Provided information:
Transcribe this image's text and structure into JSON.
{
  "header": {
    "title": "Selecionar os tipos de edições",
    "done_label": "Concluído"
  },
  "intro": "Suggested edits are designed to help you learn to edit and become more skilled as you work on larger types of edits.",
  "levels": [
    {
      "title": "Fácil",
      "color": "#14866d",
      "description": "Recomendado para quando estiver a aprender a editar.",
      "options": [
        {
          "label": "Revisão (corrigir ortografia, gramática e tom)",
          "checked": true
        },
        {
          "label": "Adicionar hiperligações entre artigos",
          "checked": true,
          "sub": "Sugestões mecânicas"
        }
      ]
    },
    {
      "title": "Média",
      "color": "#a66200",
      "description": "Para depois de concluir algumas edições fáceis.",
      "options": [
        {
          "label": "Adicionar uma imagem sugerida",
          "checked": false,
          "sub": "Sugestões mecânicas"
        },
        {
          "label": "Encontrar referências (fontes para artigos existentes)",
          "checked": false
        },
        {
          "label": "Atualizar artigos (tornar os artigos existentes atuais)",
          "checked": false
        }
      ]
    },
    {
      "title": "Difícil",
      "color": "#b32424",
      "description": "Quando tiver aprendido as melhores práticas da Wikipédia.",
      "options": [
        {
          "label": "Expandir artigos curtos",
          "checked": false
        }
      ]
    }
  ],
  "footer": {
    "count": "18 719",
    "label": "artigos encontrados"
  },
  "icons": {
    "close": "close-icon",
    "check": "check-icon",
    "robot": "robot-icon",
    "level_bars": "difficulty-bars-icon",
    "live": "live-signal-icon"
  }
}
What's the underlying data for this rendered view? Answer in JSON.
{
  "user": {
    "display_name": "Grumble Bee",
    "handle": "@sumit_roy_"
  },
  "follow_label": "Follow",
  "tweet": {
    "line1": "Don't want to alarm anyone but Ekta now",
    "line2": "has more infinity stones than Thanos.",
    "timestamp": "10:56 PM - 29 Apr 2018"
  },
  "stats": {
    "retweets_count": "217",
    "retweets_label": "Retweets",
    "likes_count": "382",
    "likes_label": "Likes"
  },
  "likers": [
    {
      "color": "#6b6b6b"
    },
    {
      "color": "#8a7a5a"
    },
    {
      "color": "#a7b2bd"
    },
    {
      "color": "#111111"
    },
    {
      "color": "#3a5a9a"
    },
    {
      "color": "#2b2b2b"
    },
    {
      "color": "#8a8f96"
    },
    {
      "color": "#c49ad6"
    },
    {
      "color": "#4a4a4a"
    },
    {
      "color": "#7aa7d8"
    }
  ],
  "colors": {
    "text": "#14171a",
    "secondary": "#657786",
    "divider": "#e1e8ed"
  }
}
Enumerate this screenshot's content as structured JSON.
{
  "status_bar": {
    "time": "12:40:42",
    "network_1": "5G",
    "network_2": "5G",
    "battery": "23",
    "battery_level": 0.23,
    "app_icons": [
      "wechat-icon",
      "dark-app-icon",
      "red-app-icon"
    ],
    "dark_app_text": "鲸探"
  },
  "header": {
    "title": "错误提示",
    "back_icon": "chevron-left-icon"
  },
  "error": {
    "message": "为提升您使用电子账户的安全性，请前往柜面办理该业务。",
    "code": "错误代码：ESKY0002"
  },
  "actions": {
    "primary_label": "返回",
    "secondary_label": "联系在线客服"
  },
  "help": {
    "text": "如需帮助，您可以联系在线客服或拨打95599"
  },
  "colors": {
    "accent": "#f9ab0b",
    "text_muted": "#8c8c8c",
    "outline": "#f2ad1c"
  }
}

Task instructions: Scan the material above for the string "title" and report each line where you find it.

Solution to this problem:
    "title": "Selecionar os tipos de edições",
      "title": "Fácil",
      "title": "Média",
      "title": "Difícil",
    "title": "错误提示",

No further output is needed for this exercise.